8. Mind mapping

Sometimes, the first idea shared with the group isn’t the right idea, but it sparks three better ideas — that’s when it’s best to use mind mapping. With this brainstorming technique, the group uses visual diagrams to depict the exploration of ideas. It starts with one idea, and then you draw lines connecting sub-ideas to the first one. In the end, you have a visual representation of the development process of your ideas, which makes it easy to revisit if you need to. 

9. Starbursting 

Starbursting is best used for brainstorming ideas when a group has already selected an idea and is ready to develop it further with the goal of taking it to the execution phase. 

In a starburst brainstorming session, your team will start with an idea or challenge at the center, and then create a six-point star around it. Each point represents a question: who, what, when, where, why, and how? For example, who is this product targeting? When would be a good time to launch it? What is our motivation for creating this product? 

As it focuses on questions rather than answers, starbursting encourages the group to examine an idea from every angle and work on generating solutions together.

10. Change of scenery

If your team is always in the same space, moving your brainstorming outside to a different environment can help get new ideas flowing. Physical space plays a big part in how employees work, think, and feel. A team constantly brainstorming together in the same room, with the same group of people, can leave the brainstorming sessions feeling flat, repetitive, and uninspiring. A change of scenery, even for a short period of time, can help people think differently, invigorate their energy, and help generate new ideas. With intelligently designed co-working and meeting spaces, WeWork offers a change of scenery for your next productive brainstorming session.

Five tips for running effective group brainstorming sessions

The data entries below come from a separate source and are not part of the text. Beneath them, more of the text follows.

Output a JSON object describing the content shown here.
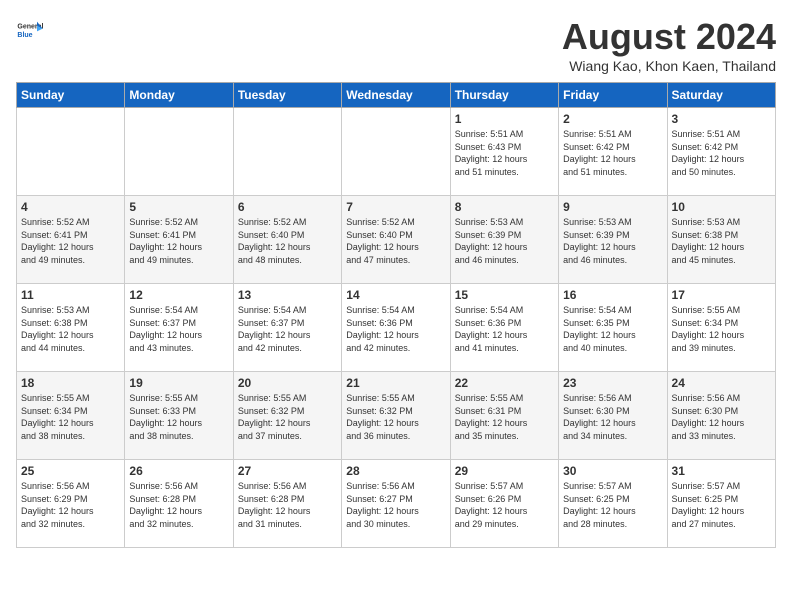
{
  "header": {
    "logo_line1": "General",
    "logo_line2": "Blue",
    "month_year": "August 2024",
    "location": "Wiang Kao, Khon Kaen, Thailand"
  },
  "days_of_week": [
    "Sunday",
    "Monday",
    "Tuesday",
    "Wednesday",
    "Thursday",
    "Friday",
    "Saturday"
  ],
  "weeks": [
    [
      {
        "day": "",
        "info": ""
      },
      {
        "day": "",
        "info": ""
      },
      {
        "day": "",
        "info": ""
      },
      {
        "day": "",
        "info": ""
      },
      {
        "day": "1",
        "info": "Sunrise: 5:51 AM\nSunset: 6:43 PM\nDaylight: 12 hours\nand 51 minutes."
      },
      {
        "day": "2",
        "info": "Sunrise: 5:51 AM\nSunset: 6:42 PM\nDaylight: 12 hours\nand 51 minutes."
      },
      {
        "day": "3",
        "info": "Sunrise: 5:51 AM\nSunset: 6:42 PM\nDaylight: 12 hours\nand 50 minutes."
      }
    ],
    [
      {
        "day": "4",
        "info": "Sunrise: 5:52 AM\nSunset: 6:41 PM\nDaylight: 12 hours\nand 49 minutes."
      },
      {
        "day": "5",
        "info": "Sunrise: 5:52 AM\nSunset: 6:41 PM\nDaylight: 12 hours\nand 49 minutes."
      },
      {
        "day": "6",
        "info": "Sunrise: 5:52 AM\nSunset: 6:40 PM\nDaylight: 12 hours\nand 48 minutes."
      },
      {
        "day": "7",
        "info": "Sunrise: 5:52 AM\nSunset: 6:40 PM\nDaylight: 12 hours\nand 47 minutes."
      },
      {
        "day": "8",
        "info": "Sunrise: 5:53 AM\nSunset: 6:39 PM\nDaylight: 12 hours\nand 46 minutes."
      },
      {
        "day": "9",
        "info": "Sunrise: 5:53 AM\nSunset: 6:39 PM\nDaylight: 12 hours\nand 46 minutes."
      },
      {
        "day": "10",
        "info": "Sunrise: 5:53 AM\nSunset: 6:38 PM\nDaylight: 12 hours\nand 45 minutes."
      }
    ],
    [
      {
        "day": "11",
        "info": "Sunrise: 5:53 AM\nSunset: 6:38 PM\nDaylight: 12 hours\nand 44 minutes."
      },
      {
        "day": "12",
        "info": "Sunrise: 5:54 AM\nSunset: 6:37 PM\nDaylight: 12 hours\nand 43 minutes."
      },
      {
        "day": "13",
        "info": "Sunrise: 5:54 AM\nSunset: 6:37 PM\nDaylight: 12 hours\nand 42 minutes."
      },
      {
        "day": "14",
        "info": "Sunrise: 5:54 AM\nSunset: 6:36 PM\nDaylight: 12 hours\nand 42 minutes."
      },
      {
        "day": "15",
        "info": "Sunrise: 5:54 AM\nSunset: 6:36 PM\nDaylight: 12 hours\nand 41 minutes."
      },
      {
        "day": "16",
        "info": "Sunrise: 5:54 AM\nSunset: 6:35 PM\nDaylight: 12 hours\nand 40 minutes."
      },
      {
        "day": "17",
        "info": "Sunrise: 5:55 AM\nSunset: 6:34 PM\nDaylight: 12 hours\nand 39 minutes."
      }
    ],
    [
      {
        "day": "18",
        "info": "Sunrise: 5:55 AM\nSunset: 6:34 PM\nDaylight: 12 hours\nand 38 minutes."
      },
      {
        "day": "19",
        "info": "Sunrise: 5:55 AM\nSunset: 6:33 PM\nDaylight: 12 hours\nand 38 minutes."
      },
      {
        "day": "20",
        "info": "Sunrise: 5:55 AM\nSunset: 6:32 PM\nDaylight: 12 hours\nand 37 minutes."
      },
      {
        "day": "21",
        "info": "Sunrise: 5:55 AM\nSunset: 6:32 PM\nDaylight: 12 hours\nand 36 minutes."
      },
      {
        "day": "22",
        "info": "Sunrise: 5:55 AM\nSunset: 6:31 PM\nDaylight: 12 hours\nand 35 minutes."
      },
      {
        "day": "23",
        "info": "Sunrise: 5:56 AM\nSunset: 6:30 PM\nDaylight: 12 hours\nand 34 minutes."
      },
      {
        "day": "24",
        "info": "Sunrise: 5:56 AM\nSunset: 6:30 PM\nDaylight: 12 hours\nand 33 minutes."
      }
    ],
    [
      {
        "day": "25",
        "info": "Sunrise: 5:56 AM\nSunset: 6:29 PM\nDaylight: 12 hours\nand 32 minutes."
      },
      {
        "day": "26",
        "info": "Sunrise: 5:56 AM\nSunset: 6:28 PM\nDaylight: 12 hours\nand 32 minutes."
      },
      {
        "day": "27",
        "info": "Sunrise: 5:56 AM\nSunset: 6:28 PM\nDaylight: 12 hours\nand 31 minutes."
      },
      {
        "day": "28",
        "info": "Sunrise: 5:56 AM\nSunset: 6:27 PM\nDaylight: 12 hours\nand 30 minutes."
      },
      {
        "day": "29",
        "info": "Sunrise: 5:57 AM\nSunset: 6:26 PM\nDaylight: 12 hours\nand 29 minutes."
      },
      {
        "day": "30",
        "info": "Sunrise: 5:57 AM\nSunset: 6:25 PM\nDaylight: 12 hours\nand 28 minutes."
      },
      {
        "day": "31",
        "info": "Sunrise: 5:57 AM\nSunset: 6:25 PM\nDaylight: 12 hours\nand 27 minutes."
      }
    ]
  ]
}
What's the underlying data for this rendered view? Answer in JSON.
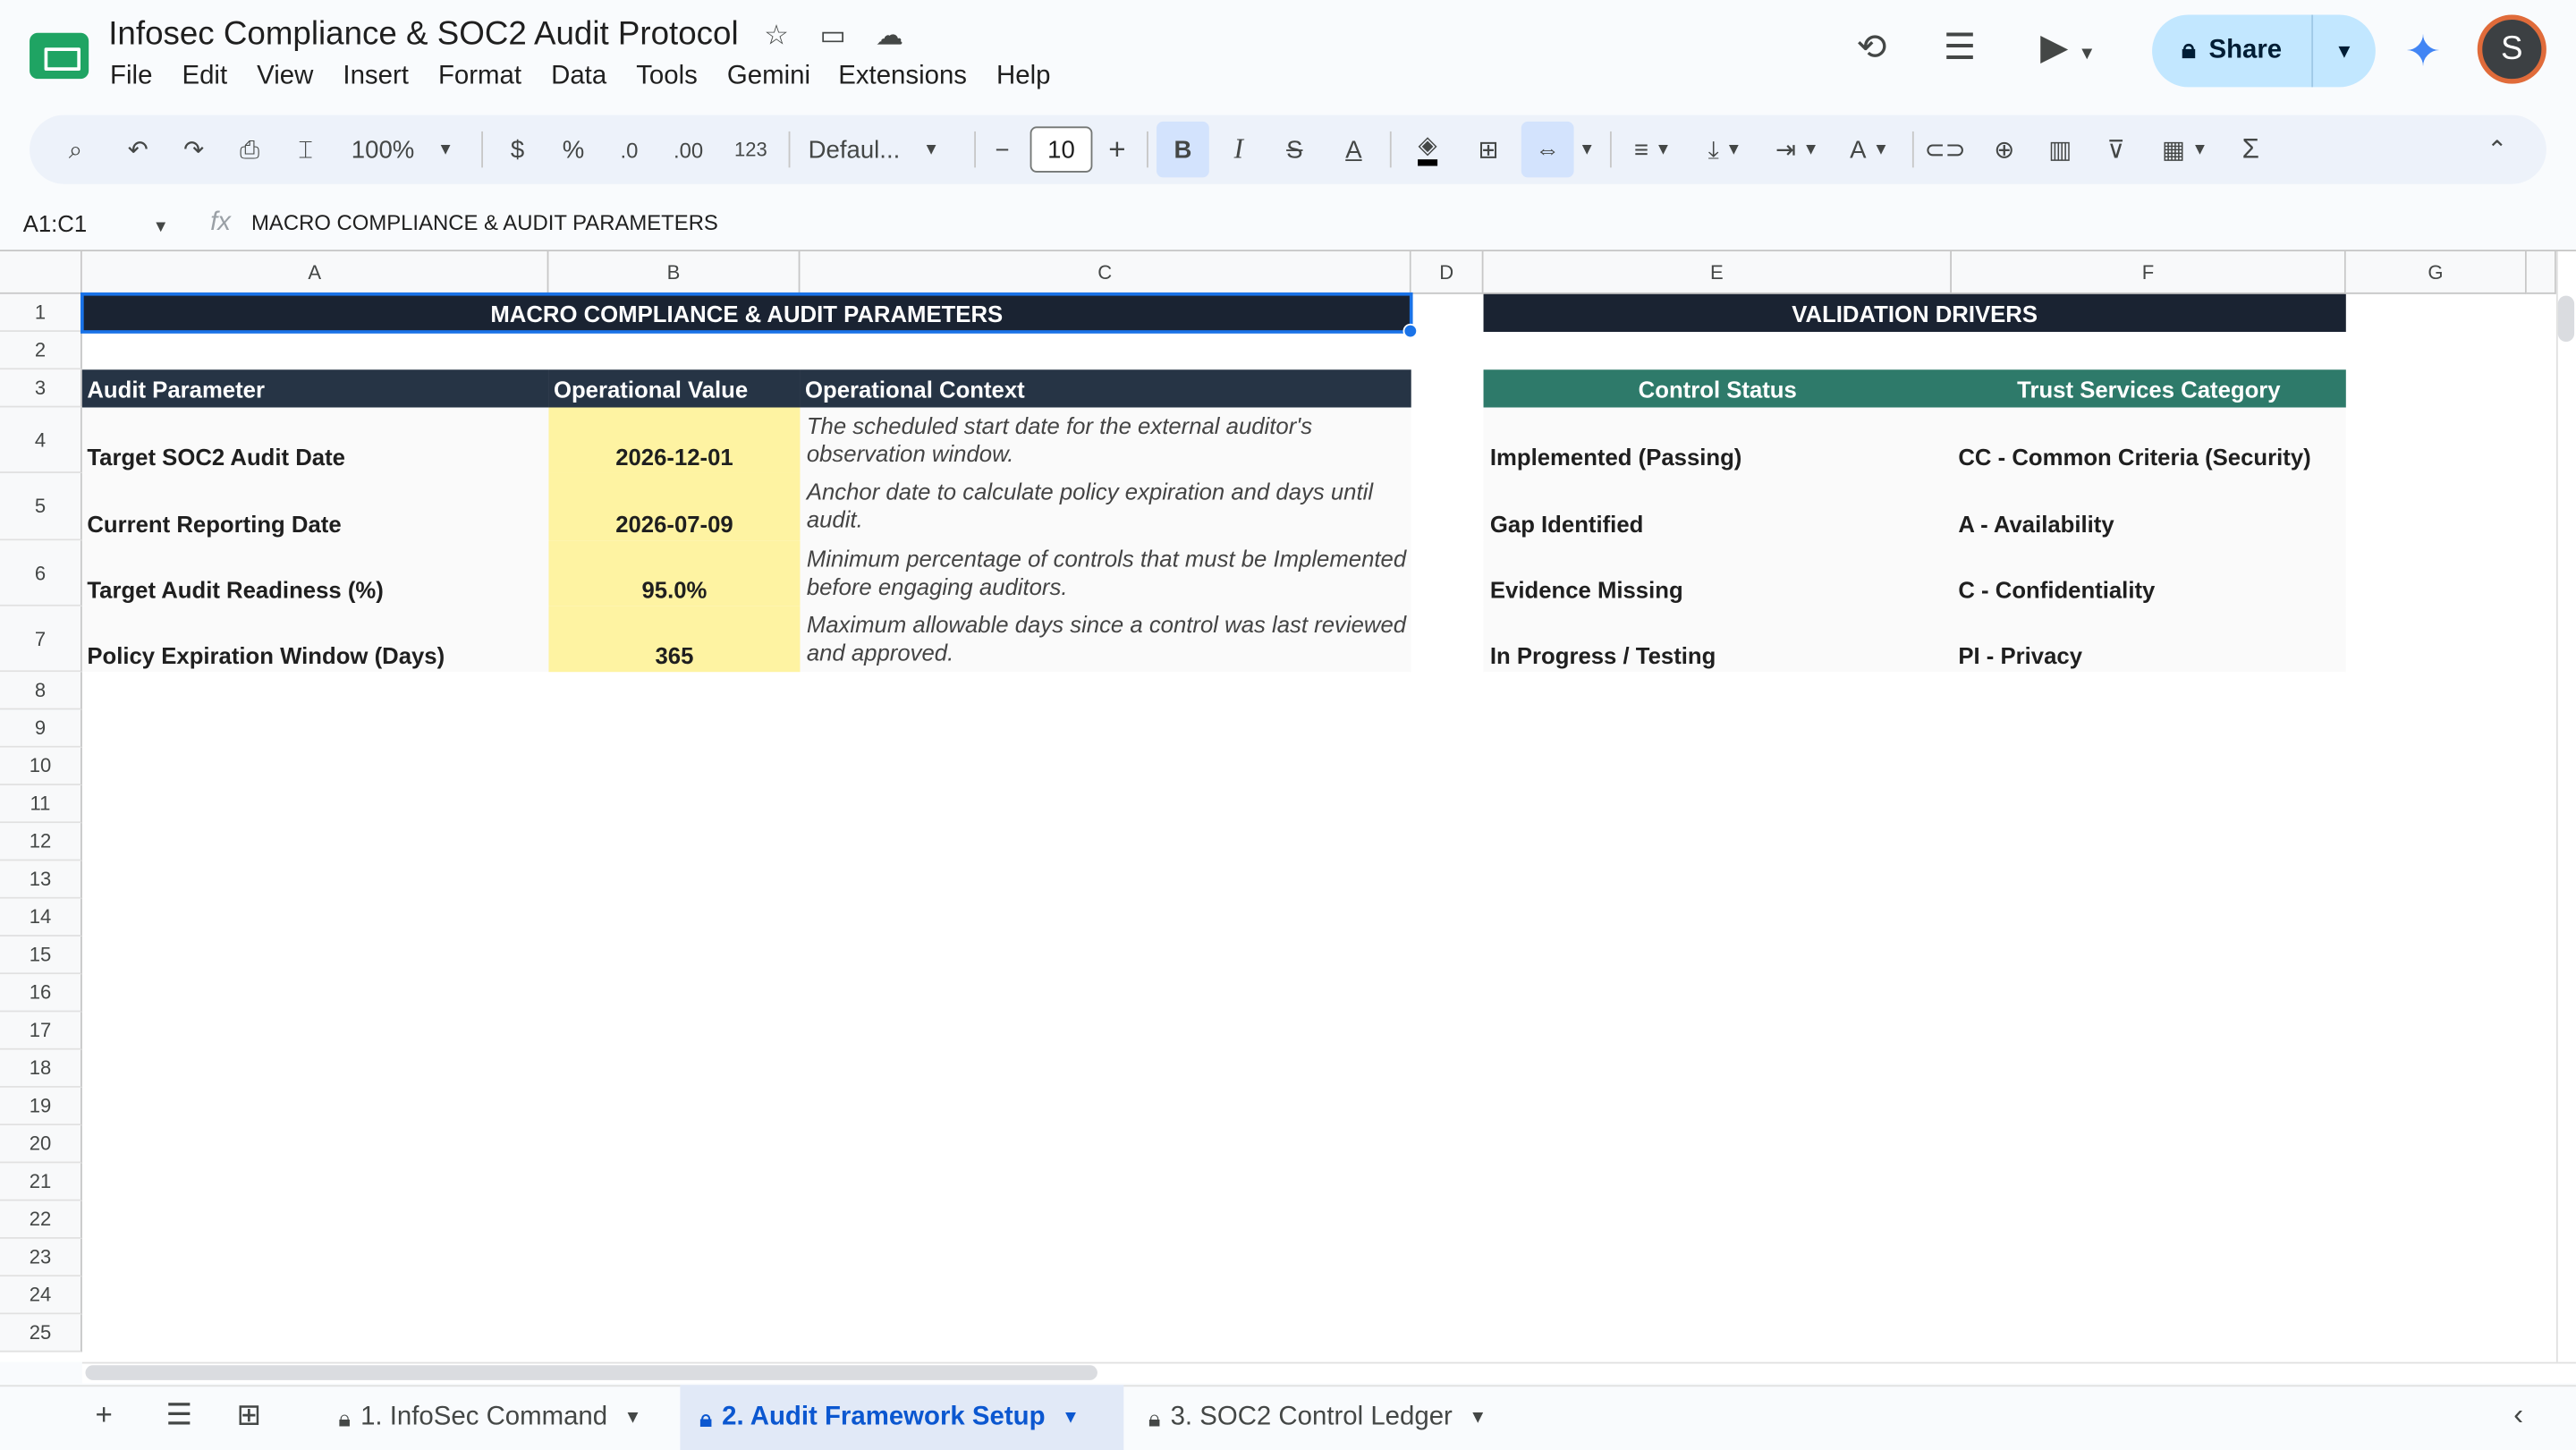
{
  "app": {
    "title": "Infosec Compliance & SOC2 Audit Protocol",
    "menu": [
      "File",
      "Edit",
      "View",
      "Insert",
      "Format",
      "Data",
      "Tools",
      "Gemini",
      "Extensions",
      "Help"
    ],
    "share_label": "Share",
    "avatar_initial": "S"
  },
  "toolbar": {
    "zoom": "100%",
    "currency": "$",
    "percent": "%",
    "dec_decrease": ".0",
    "dec_increase": ".00",
    "number_format": "123",
    "font": "Defaul...",
    "font_size": "10",
    "bold": "B",
    "italic": "I",
    "text_color": "A"
  },
  "formula_bar": {
    "name_box": "A1:C1",
    "fx": "fx",
    "value": "MACRO COMPLIANCE & AUDIT PARAMETERS"
  },
  "grid": {
    "columns": [
      "A",
      "B",
      "C",
      "D",
      "E",
      "F",
      "G"
    ],
    "rows": [
      "1",
      "2",
      "3",
      "4",
      "5",
      "6",
      "7",
      "8",
      "9",
      "10",
      "11",
      "12",
      "13",
      "14",
      "15",
      "16",
      "17",
      "18",
      "19",
      "20",
      "21",
      "22",
      "23",
      "24",
      "25"
    ]
  },
  "sheet": {
    "banner_left": "MACRO COMPLIANCE & AUDIT PARAMETERS",
    "banner_right": "VALIDATION DRIVERS",
    "headers": [
      "Audit Parameter",
      "Operational Value",
      "Operational Context"
    ],
    "driver_headers": [
      "Control Status",
      "Trust Services Category"
    ],
    "params": [
      {
        "label": "Target SOC2 Audit Date",
        "value": "2026-12-01",
        "context": "The scheduled start date for the external auditor's observation window."
      },
      {
        "label": "Current Reporting Date",
        "value": "2026-07-09",
        "context": "Anchor date to calculate policy expiration and days until audit."
      },
      {
        "label": "Target Audit Readiness (%)",
        "value": "95.0%",
        "context": "Minimum percentage of controls that must be Implemented before engaging auditors."
      },
      {
        "label": "Policy Expiration Window (Days)",
        "value": "365",
        "context": "Maximum allowable days since a control was last reviewed and approved."
      }
    ],
    "control_status": [
      "Implemented (Passing)",
      "Gap Identified",
      "Evidence Missing",
      "In Progress / Testing"
    ],
    "trust_categories": [
      "CC - Common Criteria (Security)",
      "A - Availability",
      "C - Confidentiality",
      "PI - Privacy"
    ]
  },
  "tabs": [
    {
      "label": "1. InfoSec Command"
    },
    {
      "label": "2. Audit Framework Setup"
    },
    {
      "label": "3. SOC2 Control Ledger"
    }
  ],
  "colors": {
    "banner": "#1a2332",
    "header_dark": "#263445",
    "header_green": "#2e7a6a",
    "value_fill": "#fef3a2",
    "accent": "#0b57d0"
  }
}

These tips can help you get the most out of your brainstorming sessions, no matter which technique you choose to use: 

  1. Allow people time to prepare. The pressure of on-the-spot creativity is not an easy task, so factor in some prep time. Be sure to prompt your team so they have time to come up with ideas on their own. This means at least one full day before the brainstorming, rather than 10 minutes before.
  2. Set a clear intention. Are you looking for very feasible, we-can-make-this-happen-this-month ideas, or are you looking for never-been-done-before ideas? Make sure your desired outcome is clear before the meeting begins. 
  3. Invite new people. To avoid things becoming stale, invite fresh perspectives to shake things up, and make sure that you invite people from different backgrounds and teams. This will re-energize your team. 
  4. Foster an inclusive, supportive environment and let people know that there are no bad ideas. Make sure you referee the brainstorming session so that nobody’s ideas get shot down too quickly, otherwise you risk people feeling uncomfortable about sharing and subsequently withholding brilliant ideas. 
  5. Make sure you follow up on your brainstorming sessions in order to bring these ideas to life. Be sure to set aside time to narrow down your ideas and pursue a few in a structured manner. 

Benefits of team brainstorming 

Team brainstorming is great for building team morale because they get to work together towards a common goal, creating a synergy of collaboration and collective problem-solving. 

It also promotes creative thinking, giving team members a chance to get their creative juices flowing in a space that is dedicated purely to that purpose.

Further, brainstorming in a group setting can yield better results than brainstorming on your own because everyone comes with their own strengths and perspectives, and the sheer volume of ideas generated from a group far outweighs anything that could be achieved individually. 

If you’d like to learn more about our flexible co-working spaces designed to support creativity and innovation, please visit wework.tw to connect with us today.

Growth Innovation
brainstorming ideas
brainstorming session
brainstorming techniques
group brainstorming ideas
group brainstorming techniques